** Source material follows **

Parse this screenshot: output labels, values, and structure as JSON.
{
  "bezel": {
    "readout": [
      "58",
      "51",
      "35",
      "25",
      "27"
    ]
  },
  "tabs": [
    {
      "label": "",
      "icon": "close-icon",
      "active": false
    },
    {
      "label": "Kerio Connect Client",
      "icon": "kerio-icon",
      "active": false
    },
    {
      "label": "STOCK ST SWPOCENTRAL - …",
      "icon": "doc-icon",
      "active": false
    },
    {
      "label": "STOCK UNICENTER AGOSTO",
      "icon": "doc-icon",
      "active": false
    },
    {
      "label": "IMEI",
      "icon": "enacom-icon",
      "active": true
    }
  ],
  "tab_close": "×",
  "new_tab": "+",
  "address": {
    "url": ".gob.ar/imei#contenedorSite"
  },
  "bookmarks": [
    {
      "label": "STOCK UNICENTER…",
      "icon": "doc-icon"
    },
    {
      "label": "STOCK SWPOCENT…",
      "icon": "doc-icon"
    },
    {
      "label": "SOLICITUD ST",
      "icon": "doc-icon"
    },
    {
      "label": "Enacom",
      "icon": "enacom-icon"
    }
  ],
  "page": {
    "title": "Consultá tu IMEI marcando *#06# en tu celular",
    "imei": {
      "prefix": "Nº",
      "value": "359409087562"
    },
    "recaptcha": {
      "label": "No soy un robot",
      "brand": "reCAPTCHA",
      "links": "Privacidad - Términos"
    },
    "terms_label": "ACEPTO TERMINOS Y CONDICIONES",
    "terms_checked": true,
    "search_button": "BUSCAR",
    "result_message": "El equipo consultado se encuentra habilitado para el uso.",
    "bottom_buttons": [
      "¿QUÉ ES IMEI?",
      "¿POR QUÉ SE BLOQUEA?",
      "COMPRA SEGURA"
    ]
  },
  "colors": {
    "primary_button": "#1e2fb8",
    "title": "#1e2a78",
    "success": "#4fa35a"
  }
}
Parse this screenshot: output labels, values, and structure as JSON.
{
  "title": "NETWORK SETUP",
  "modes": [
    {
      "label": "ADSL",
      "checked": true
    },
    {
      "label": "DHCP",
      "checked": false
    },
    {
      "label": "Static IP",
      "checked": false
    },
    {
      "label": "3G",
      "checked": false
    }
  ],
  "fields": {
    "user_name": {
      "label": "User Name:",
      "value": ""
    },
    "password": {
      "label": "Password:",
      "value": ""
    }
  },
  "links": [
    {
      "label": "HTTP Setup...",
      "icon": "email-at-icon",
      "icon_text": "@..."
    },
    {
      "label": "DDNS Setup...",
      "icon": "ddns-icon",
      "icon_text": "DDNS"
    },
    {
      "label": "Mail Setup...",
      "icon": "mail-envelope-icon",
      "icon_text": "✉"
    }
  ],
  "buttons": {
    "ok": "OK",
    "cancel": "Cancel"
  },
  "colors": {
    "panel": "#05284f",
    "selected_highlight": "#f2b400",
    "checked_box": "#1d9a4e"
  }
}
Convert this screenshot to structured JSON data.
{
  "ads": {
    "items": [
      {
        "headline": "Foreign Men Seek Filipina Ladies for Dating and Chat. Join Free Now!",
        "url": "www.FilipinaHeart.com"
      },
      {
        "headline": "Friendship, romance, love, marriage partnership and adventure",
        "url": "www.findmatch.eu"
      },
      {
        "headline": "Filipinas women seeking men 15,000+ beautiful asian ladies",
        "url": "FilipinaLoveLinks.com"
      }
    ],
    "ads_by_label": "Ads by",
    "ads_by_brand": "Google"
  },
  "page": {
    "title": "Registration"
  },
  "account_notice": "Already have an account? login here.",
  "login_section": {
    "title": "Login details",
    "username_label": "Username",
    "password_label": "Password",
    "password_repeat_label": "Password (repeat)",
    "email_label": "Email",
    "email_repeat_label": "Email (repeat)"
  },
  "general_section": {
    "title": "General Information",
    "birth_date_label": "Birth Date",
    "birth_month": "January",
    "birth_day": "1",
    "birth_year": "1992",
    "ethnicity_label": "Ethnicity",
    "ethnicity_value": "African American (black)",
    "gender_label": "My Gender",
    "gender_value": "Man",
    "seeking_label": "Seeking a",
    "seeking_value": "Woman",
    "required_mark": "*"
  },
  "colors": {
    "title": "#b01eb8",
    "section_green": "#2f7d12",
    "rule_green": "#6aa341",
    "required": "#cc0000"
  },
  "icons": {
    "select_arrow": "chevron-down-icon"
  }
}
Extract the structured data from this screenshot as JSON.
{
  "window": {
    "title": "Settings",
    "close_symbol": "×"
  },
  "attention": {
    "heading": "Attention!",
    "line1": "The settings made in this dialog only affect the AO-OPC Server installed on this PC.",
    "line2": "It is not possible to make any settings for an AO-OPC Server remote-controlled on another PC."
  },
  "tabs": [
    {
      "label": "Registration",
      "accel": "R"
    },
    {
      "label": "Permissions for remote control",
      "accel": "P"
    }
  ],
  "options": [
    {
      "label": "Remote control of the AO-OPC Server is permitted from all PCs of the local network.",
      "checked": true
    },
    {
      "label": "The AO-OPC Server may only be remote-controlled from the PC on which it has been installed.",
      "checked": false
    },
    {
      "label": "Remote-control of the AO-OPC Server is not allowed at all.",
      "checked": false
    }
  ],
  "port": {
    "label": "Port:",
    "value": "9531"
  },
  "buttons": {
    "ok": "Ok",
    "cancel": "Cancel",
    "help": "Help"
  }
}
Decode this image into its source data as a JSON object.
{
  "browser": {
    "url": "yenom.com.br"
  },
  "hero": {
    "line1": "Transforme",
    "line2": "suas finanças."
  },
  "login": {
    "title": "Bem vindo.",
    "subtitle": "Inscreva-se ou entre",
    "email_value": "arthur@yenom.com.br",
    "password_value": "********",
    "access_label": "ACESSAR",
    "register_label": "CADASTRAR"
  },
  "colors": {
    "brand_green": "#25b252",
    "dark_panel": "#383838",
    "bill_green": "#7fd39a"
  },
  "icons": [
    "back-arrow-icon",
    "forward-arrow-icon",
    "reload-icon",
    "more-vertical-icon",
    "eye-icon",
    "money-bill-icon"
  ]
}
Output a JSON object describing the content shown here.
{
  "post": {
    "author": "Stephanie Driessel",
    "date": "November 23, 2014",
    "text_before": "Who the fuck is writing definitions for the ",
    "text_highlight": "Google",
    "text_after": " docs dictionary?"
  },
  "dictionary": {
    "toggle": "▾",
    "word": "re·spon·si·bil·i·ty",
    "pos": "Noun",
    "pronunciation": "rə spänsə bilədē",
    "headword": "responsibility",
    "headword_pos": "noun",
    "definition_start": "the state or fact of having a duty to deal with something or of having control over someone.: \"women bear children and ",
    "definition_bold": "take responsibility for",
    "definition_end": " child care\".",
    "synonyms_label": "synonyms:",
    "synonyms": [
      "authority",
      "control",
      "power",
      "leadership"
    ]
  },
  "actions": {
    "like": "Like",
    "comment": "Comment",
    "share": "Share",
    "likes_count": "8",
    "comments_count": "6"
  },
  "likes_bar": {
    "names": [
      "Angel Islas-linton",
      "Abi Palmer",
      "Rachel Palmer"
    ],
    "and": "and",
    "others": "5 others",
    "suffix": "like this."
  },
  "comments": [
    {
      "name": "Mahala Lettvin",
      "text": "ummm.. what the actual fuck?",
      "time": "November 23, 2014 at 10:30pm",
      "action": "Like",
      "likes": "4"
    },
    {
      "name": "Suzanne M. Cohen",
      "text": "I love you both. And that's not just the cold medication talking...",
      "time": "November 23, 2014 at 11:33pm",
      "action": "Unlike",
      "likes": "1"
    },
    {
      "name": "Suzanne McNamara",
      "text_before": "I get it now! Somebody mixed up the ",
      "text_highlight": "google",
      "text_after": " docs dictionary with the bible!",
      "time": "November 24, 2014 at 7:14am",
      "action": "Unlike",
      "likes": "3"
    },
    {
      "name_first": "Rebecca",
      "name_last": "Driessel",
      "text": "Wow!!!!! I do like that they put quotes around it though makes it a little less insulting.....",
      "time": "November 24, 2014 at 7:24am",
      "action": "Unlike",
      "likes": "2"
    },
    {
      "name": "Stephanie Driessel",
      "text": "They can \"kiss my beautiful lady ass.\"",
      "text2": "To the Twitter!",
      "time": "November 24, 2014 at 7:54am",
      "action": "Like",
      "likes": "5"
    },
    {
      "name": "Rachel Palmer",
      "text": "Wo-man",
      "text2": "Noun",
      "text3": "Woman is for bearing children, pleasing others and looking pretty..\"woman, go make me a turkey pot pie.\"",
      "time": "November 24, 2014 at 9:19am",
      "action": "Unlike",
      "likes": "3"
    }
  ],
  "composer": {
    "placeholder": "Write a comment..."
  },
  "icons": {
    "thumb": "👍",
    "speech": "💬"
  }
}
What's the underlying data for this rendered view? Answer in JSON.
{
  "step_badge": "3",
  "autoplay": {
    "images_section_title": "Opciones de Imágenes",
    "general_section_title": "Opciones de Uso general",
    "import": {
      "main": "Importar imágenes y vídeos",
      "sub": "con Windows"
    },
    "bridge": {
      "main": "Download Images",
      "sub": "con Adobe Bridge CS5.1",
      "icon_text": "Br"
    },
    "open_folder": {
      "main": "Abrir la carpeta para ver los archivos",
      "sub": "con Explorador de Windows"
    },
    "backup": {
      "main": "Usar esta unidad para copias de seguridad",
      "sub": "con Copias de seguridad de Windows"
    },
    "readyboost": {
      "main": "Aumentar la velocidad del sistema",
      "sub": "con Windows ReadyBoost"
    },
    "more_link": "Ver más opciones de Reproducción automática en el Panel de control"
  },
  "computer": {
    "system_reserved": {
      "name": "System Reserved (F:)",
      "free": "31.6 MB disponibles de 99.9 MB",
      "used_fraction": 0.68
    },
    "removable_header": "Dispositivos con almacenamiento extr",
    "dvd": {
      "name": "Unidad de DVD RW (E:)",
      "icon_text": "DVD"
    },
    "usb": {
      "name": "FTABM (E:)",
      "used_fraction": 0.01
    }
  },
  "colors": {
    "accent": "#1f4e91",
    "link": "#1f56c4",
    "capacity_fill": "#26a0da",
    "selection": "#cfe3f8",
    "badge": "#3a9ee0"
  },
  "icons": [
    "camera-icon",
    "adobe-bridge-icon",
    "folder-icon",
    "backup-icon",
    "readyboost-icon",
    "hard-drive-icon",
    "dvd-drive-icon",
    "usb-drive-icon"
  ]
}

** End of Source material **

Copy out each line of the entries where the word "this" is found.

Parse this screenshot: output labels, values, and structure as JSON.
Parse this screenshot: output labels, values, and structure as JSON.
Convert this screenshot to structured JSON data.
Extract the structured data from this screenshot as JSON.
    "line1": "The settings made in this dialog only affect the AO-OPC Server installed on this PC.",
Decode this image into its source data as a JSON object.
    "suffix": "like this."
What's the underlying data for this rendered view? Answer in JSON.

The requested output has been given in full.